The student selects a topic from those listed on the website and then we begin the class.
Week 1: The first week I present the topic in the form of images and discussion about the subject and talk about architecture and design in general. Then the student selects a building type or a site for their project depending upon the subject. For example, if the subject is Contemporary Architecture, a building type will be chosen. If they choose Town Planning, then they select a location and we go from there.
If there is time between classes, the student can begin thinking about their design and do some sketches.
During the second class the student is introduced to the typical design process architects and designers go through. The student begins with a program, then bubble diagrams and is introduced to the types of drawings used in architecture and design.
Between classes, as time allows, they are encouraged to develop their ideas through sketches.
Depending on the ability of the student, they will learn how to draw to scale and/or begin to draw plans and elevations.
Their ideas are developing and they are learning how to use visual tools to communicate what they are thinking.
Between classes, they may continue with the drawings of their design.
At this time the student will continue with drawings, developing elevations and learning how to draw a perspective.
At the end of the class, they can decide to either continue with drawings or begin a model in the next class. Both can include creating a materials board if they choose to do so.
If the student decides to begin a model, I teach the student the basics of model-making and with my help, they begin to construct a three dimensional model of their design. If the student chooses to continue with drawings, we expand the scope to include details, materials and possibly the landscape of the area outside the structure
We also discuss their design and follow up on additional information based on the student’s interest during the classes. For example, one of my students chose Contemporary Architecture but during our discussions, she became interested in Roman architecture so I provided an introduction to the design and architecture of Rome and its history in our last class.
We then wrap up the class and talk about next steps for the student including additional programs that might be of interest in their area and recommended next steps if they want to apply to a design school or school of architecture.
In the end, the student has a set of drawings of their architectural design, possibly scale drawings, and/or a model and/or a materials board also called a finish board or a mood board.
Above is the outline for the classes and the sequence of information and activities involved.

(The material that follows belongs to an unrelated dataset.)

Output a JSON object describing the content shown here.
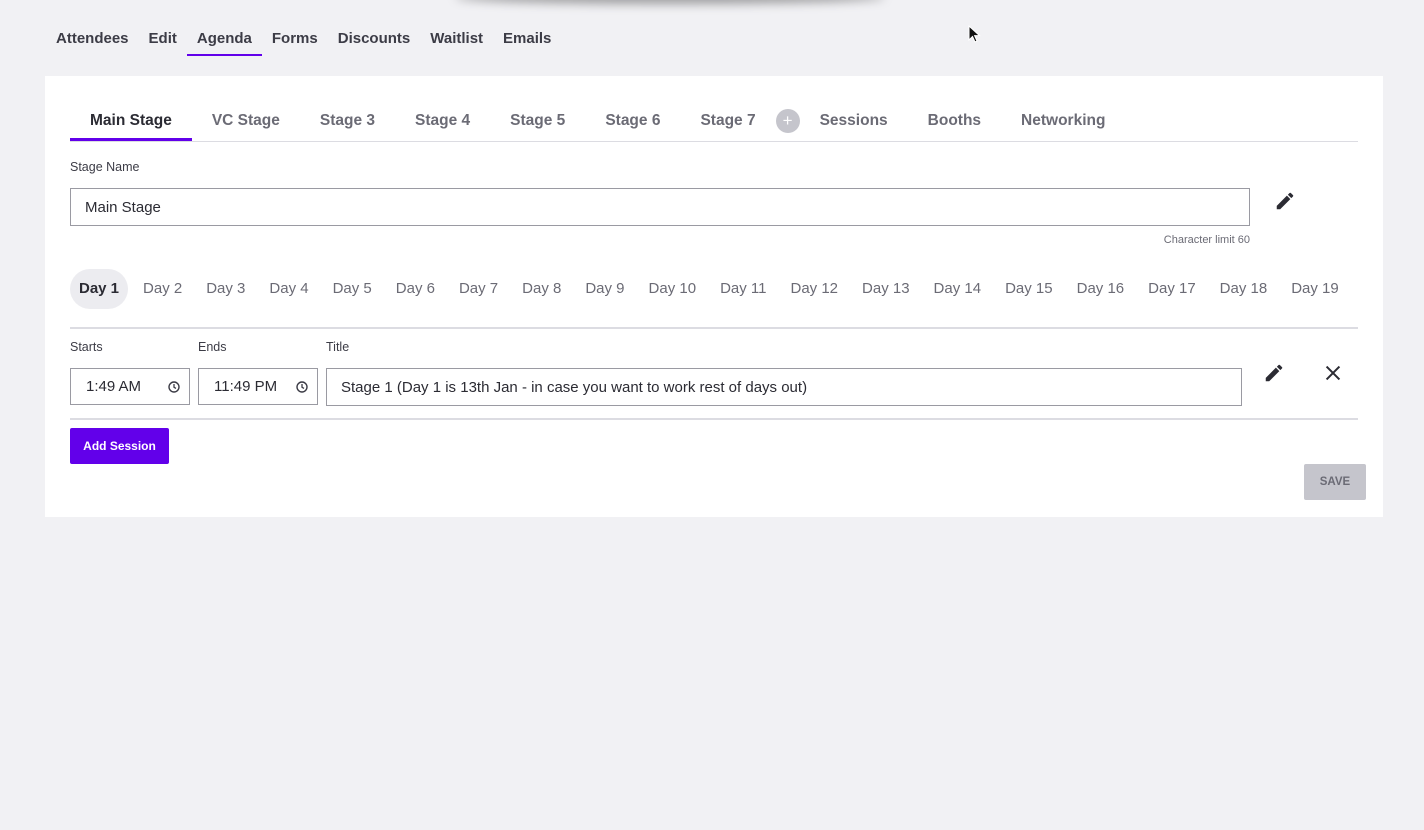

The pace of the phases is based on the individual student.
If you decide to sign up for one of the classes or have any questions, please contact us at Arc101ForKids@proton.me.
*Class times are based on the family’s schedule.